Having read nothing beyond the most basic plot synopsis for Don Jon, I was not expecting much from this screening. I assumed “Jersey-Shore style ladies’ man and porn connoisseur finds love with woman who expects him to change his lifestyle” was going to be a puerile comedy running entirely on sex jokes and cleavage shots. Combined with Joseph Gordon-Levitt’s forced New Jersey accent in the opening seconds, I was mentally preparing a scathing review.
Despite Don Jon being billed as a romantic comedy, Bridget Jones’s Diary it is not. “Don” Jon Martello is a hugely unlikable protagonist; (he lists things he cares about as “my body, my pad, my ride, my family, my church, my boys, my girls, my porn”), with a hugely unlikable girlfriend and a hugely unlikable family.
In short, it shouldn’t work – a comedy heavily reliant on sex and featuring characters deliberately written to be as horrendous as possible. Indeed in the opening few scenes, where a suited Joseph Gordon-Levitt picks up a succession of women and waxes lyrical on the wonders of porn in a questionable New Jersey accent, one does wonder if the whole thing is going to dissolve into a comedy of cringingly awful stereotypes.

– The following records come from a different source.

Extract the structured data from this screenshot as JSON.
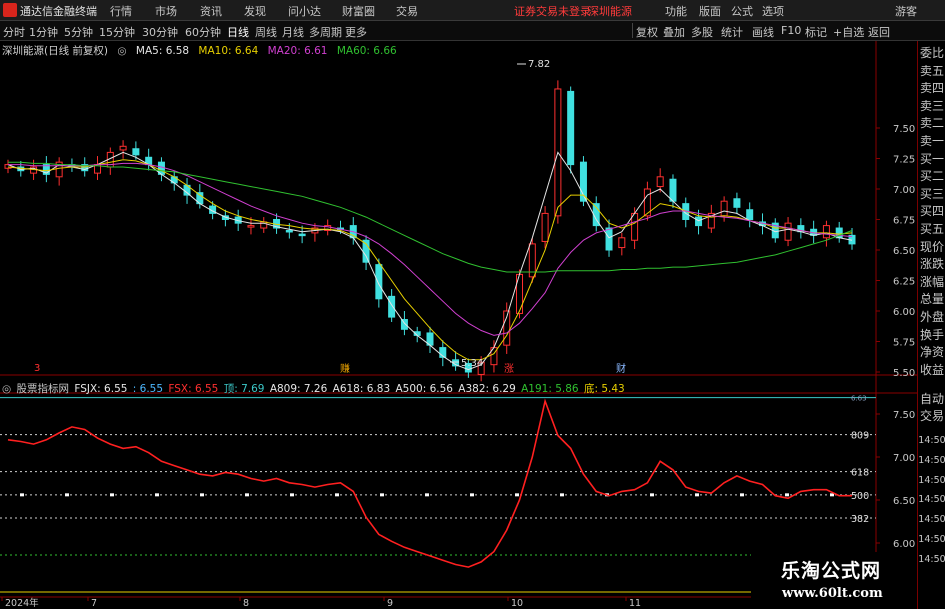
{
  "menubar": {
    "app_title": "通达信金融终端",
    "items": [
      "行情",
      "市场",
      "资讯",
      "发现",
      "问小达",
      "财富圈",
      "交易"
    ],
    "notice": "证券交易未登录",
    "notice_stock": "深圳能源",
    "right_items": [
      "功能",
      "版面",
      "公式",
      "选项"
    ],
    "guest": "游客",
    "colors": {
      "notice": "#ff3b3b"
    }
  },
  "toolbar": {
    "periods": [
      "分时",
      "1分钟",
      "5分钟",
      "15分钟",
      "30分钟",
      "60分钟",
      "日线",
      "周线",
      "月线",
      "多周期",
      "更多"
    ],
    "active_period": "日线",
    "right_buttons": [
      "复权",
      "叠加",
      "多股",
      "统计",
      "画线",
      "F10",
      "标记",
      "+自选",
      "返回"
    ]
  },
  "main_chart": {
    "stock_label": "深圳能源(日线 前复权)",
    "ma": [
      {
        "label": "MA5: 6.58",
        "color": "#e6e6e6"
      },
      {
        "label": "MA10: 6.64",
        "color": "#e8d000"
      },
      {
        "label": "MA20: 6.61",
        "color": "#d040d0"
      },
      {
        "label": "MA60: 6.66",
        "color": "#30c030"
      }
    ],
    "high_label": "7.82",
    "low_label": "5.34",
    "axis_ticks": [
      "7.50",
      "7.25",
      "7.00",
      "6.75",
      "6.50",
      "6.25",
      "6.00",
      "5.75",
      "5.50"
    ],
    "markers": [
      "3",
      "赚",
      "涨",
      "财"
    ]
  },
  "indicator": {
    "legend": [
      {
        "text": "股票指标网",
        "color": "#c8c8c8"
      },
      {
        "text": "FSJX: 6.55",
        "color": "#e6e6e6"
      },
      {
        "text": ": 6.55",
        "color": "#4db8ff"
      },
      {
        "text": "FSX: 6.55",
        "color": "#ff3030"
      },
      {
        "text": "顶: 7.69",
        "color": "#3cc8c8"
      },
      {
        "text": "A809: 7.26",
        "color": "#e6e6e6"
      },
      {
        "text": "A618: 6.83",
        "color": "#e6e6e6"
      },
      {
        "text": "A500: 6.56",
        "color": "#e6e6e6"
      },
      {
        "text": "A382: 6.29",
        "color": "#e6e6e6"
      },
      {
        "text": "A191: 5.86",
        "color": "#30c030"
      },
      {
        "text": "底: 5.43",
        "color": "#e8d000"
      }
    ],
    "level_labels": [
      "809",
      "618",
      "500",
      "382"
    ],
    "axis_ticks": [
      "7.50",
      "7.00",
      "6.50",
      "6.00"
    ],
    "right_small": "6.63"
  },
  "date_axis": {
    "labels": [
      "2024年",
      "7",
      "8",
      "9",
      "10",
      "11"
    ]
  },
  "sidebar": {
    "items": [
      "委比",
      "卖五",
      "卖四",
      "卖三",
      "卖二",
      "卖一",
      "买一",
      "买二",
      "买三",
      "买四",
      "买五",
      "现价",
      "涨跌",
      "涨幅",
      "总量",
      "外盘",
      "换手",
      "净资",
      "收益",
      "自动",
      "交易",
      "14:50",
      "14:50",
      "14:50",
      "14:50",
      "14:50",
      "14:50",
      "14:50"
    ]
  },
  "watermark": {
    "title": "乐淘公式网",
    "url": "www.60lt.com"
  },
  "chart_data": {
    "type": "line",
    "title": "深圳能源(日线 前复权)",
    "ylim": [
      5.25,
      7.95
    ],
    "candles_close": [
      7.2,
      7.15,
      7.18,
      7.12,
      7.22,
      7.18,
      7.15,
      7.2,
      7.3,
      7.35,
      7.28,
      7.2,
      7.12,
      7.05,
      6.95,
      6.88,
      6.8,
      6.75,
      6.72,
      6.7,
      6.73,
      6.68,
      6.65,
      6.62,
      6.68,
      6.7,
      6.68,
      6.6,
      6.4,
      6.1,
      5.95,
      5.85,
      5.8,
      5.72,
      5.62,
      5.55,
      5.5,
      5.58,
      5.7,
      6.0,
      6.3,
      6.55,
      6.8,
      7.82,
      7.2,
      6.9,
      6.7,
      6.5,
      6.6,
      6.8,
      7.0,
      7.1,
      6.9,
      6.75,
      6.7,
      6.8,
      6.9,
      6.85,
      6.75,
      6.7,
      6.6,
      6.72,
      6.65,
      6.62,
      6.7,
      6.6,
      6.55
    ],
    "series": [
      {
        "name": "MA5",
        "values": [
          7.2,
          7.16,
          7.17,
          7.13,
          7.2,
          7.18,
          7.16,
          7.2,
          7.25,
          7.3,
          7.26,
          7.2,
          7.12,
          7.05,
          6.97,
          6.88,
          6.82,
          6.77,
          6.74,
          6.72,
          6.72,
          6.69,
          6.67,
          6.65,
          6.66,
          6.67,
          6.65,
          6.6,
          6.45,
          6.22,
          6.05,
          5.9,
          5.8,
          5.72,
          5.63,
          5.56,
          5.52,
          5.56,
          5.7,
          5.95,
          6.3,
          6.6,
          6.95,
          7.3,
          7.15,
          6.95,
          6.75,
          6.6,
          6.65,
          6.8,
          6.95,
          7.0,
          6.9,
          6.8,
          6.74,
          6.78,
          6.82,
          6.8,
          6.74,
          6.7,
          6.65,
          6.67,
          6.65,
          6.62,
          6.64,
          6.6,
          6.58
        ]
      },
      {
        "name": "MA10",
        "values": [
          7.18,
          7.17,
          7.16,
          7.15,
          7.17,
          7.18,
          7.18,
          7.2,
          7.22,
          7.24,
          7.23,
          7.2,
          7.15,
          7.1,
          7.03,
          6.95,
          6.88,
          6.82,
          6.78,
          6.75,
          6.73,
          6.71,
          6.7,
          6.68,
          6.67,
          6.67,
          6.66,
          6.62,
          6.55,
          6.4,
          6.25,
          6.1,
          5.98,
          5.86,
          5.75,
          5.66,
          5.6,
          5.6,
          5.65,
          5.8,
          6.0,
          6.25,
          6.5,
          6.85,
          6.95,
          6.95,
          6.85,
          6.72,
          6.68,
          6.72,
          6.8,
          6.88,
          6.86,
          6.82,
          6.78,
          6.77,
          6.78,
          6.77,
          6.74,
          6.72,
          6.68,
          6.68,
          6.66,
          6.64,
          6.64,
          6.63,
          6.64
        ]
      },
      {
        "name": "MA20",
        "values": [
          7.2,
          7.2,
          7.19,
          7.19,
          7.19,
          7.19,
          7.19,
          7.2,
          7.2,
          7.21,
          7.21,
          7.2,
          7.18,
          7.15,
          7.11,
          7.06,
          7.01,
          6.96,
          6.91,
          6.86,
          6.82,
          6.78,
          6.75,
          6.72,
          6.7,
          6.69,
          6.67,
          6.65,
          6.61,
          6.55,
          6.47,
          6.38,
          6.28,
          6.18,
          6.08,
          5.98,
          5.9,
          5.84,
          5.8,
          5.82,
          5.9,
          6.02,
          6.15,
          6.35,
          6.48,
          6.58,
          6.64,
          6.67,
          6.7,
          6.73,
          6.76,
          6.8,
          6.82,
          6.82,
          6.8,
          6.78,
          6.77,
          6.76,
          6.74,
          6.72,
          6.7,
          6.68,
          6.66,
          6.64,
          6.63,
          6.62,
          6.61
        ]
      },
      {
        "name": "MA60",
        "values": [
          7.22,
          7.22,
          7.21,
          7.21,
          7.2,
          7.2,
          7.19,
          7.19,
          7.18,
          7.18,
          7.17,
          7.16,
          7.15,
          7.14,
          7.12,
          7.1,
          7.08,
          7.06,
          7.04,
          7.02,
          7.0,
          6.98,
          6.96,
          6.94,
          6.91,
          6.88,
          6.85,
          6.81,
          6.77,
          6.72,
          6.67,
          6.62,
          6.57,
          6.52,
          6.47,
          6.43,
          6.39,
          6.36,
          6.34,
          6.32,
          6.32,
          6.32,
          6.32,
          6.33,
          6.33,
          6.33,
          6.33,
          6.33,
          6.34,
          6.34,
          6.35,
          6.35,
          6.36,
          6.36,
          6.37,
          6.38,
          6.39,
          6.4,
          6.42,
          6.44,
          6.46,
          6.49,
          6.52,
          6.55,
          6.58,
          6.62,
          6.66
        ]
      },
      {
        "name": "FSX",
        "values": [
          7.2,
          7.18,
          7.15,
          7.2,
          7.28,
          7.35,
          7.32,
          7.22,
          7.15,
          7.1,
          7.12,
          7.05,
          6.95,
          6.9,
          6.85,
          6.8,
          6.78,
          6.82,
          6.8,
          6.75,
          6.72,
          6.75,
          6.7,
          6.68,
          6.65,
          6.68,
          6.7,
          6.6,
          6.3,
          6.1,
          6.02,
          5.95,
          5.9,
          5.85,
          5.8,
          5.75,
          5.72,
          5.78,
          5.9,
          6.15,
          6.5,
          7.0,
          7.65,
          7.25,
          7.1,
          6.8,
          6.6,
          6.55,
          6.6,
          6.62,
          6.7,
          6.95,
          6.85,
          6.65,
          6.6,
          6.58,
          6.7,
          6.78,
          6.72,
          6.68,
          6.55,
          6.52,
          6.6,
          6.62,
          6.62,
          6.55,
          6.55
        ]
      }
    ]
  }
}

If you find yourself at such a point in the screening where you’re thinking the same thing, fear not: perseverance pays off. Julianne Moore as Esther provides a refreshing contrast to the alcohol-and-woman fuelled first third of the film, along with most of the comic moments. In contrast, Scarlett Johanssen succeeds in making love interest Barbara spectacularly unlikable. What’s most touching about the film is the development of the titular character; without giving too much away, the effect both women have on him is profound; the relationships neithera clichéd nor predictable.

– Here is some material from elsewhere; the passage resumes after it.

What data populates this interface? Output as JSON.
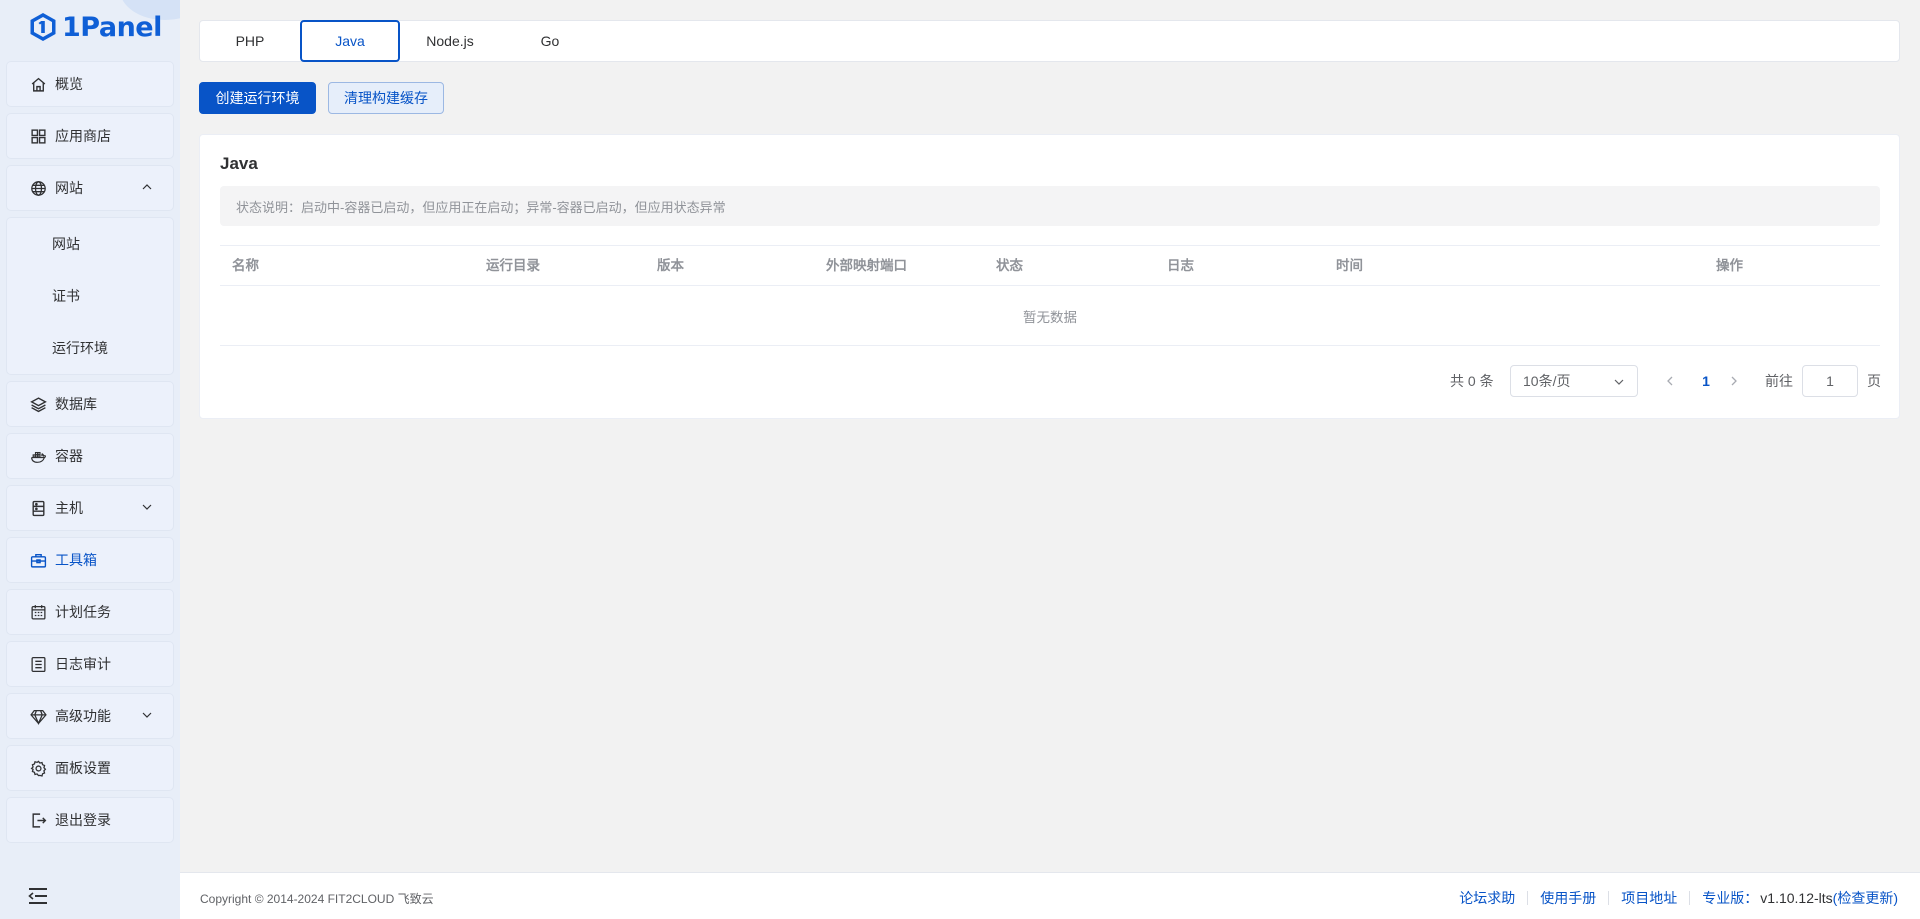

Already an established actor, Don Jon is Gordon-Levitt’s directorial and screenplay writing debut, and his execution of both roles is commendable. In both writing the screenplay and playing the titular character, he is at an obvious advantage in that he knows exactly how he wants the character to develop; however, Gordon-Levitt manages both to make Jon as unlikable as he by rights should be and yet still gain a remarkable amount of sympathy for him in spite of this. Meanwhile, the directorial style is fresh and does not betray his inexperience.

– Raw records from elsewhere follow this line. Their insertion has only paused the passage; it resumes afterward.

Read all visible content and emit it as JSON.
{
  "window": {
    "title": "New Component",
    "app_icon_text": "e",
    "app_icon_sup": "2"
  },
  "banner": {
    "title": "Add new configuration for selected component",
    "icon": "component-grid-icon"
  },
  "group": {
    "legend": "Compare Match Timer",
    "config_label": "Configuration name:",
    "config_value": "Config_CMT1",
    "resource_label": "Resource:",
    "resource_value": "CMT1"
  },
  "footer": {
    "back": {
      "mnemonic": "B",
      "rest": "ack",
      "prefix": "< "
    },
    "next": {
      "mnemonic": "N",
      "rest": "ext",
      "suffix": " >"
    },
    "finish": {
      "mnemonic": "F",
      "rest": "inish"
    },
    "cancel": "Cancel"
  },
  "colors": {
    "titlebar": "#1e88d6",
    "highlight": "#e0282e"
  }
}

Prudes need not bother rushing out for tickets to see Don Jon – for every genuinely funny moment (and there are more than a few) there is a sex scene, a porn clip or a shot of Jon barely clothed, leading to one horrified audience member at my screening leaving after approximately three minutes. However, despite the plot’s reliance on sex, one never feels as though Gordon-Levitt has included it gratuitously. On the contrary, he makes the film a commentary on sex, porn and the relationship between the two without it ever becoming tired or seedy – this is no mean feat.
Entertaining all the way through, Don Jon matures steadily, moving from a movie about young man determined to get the attractive girl into bed to a sweet, poignant and genuinely touching film. Kudos to Gordon-Levitt in his screenwriting debut for turning what should have been a wholly stereotypical and generally awful persona into a man worth sticking around for.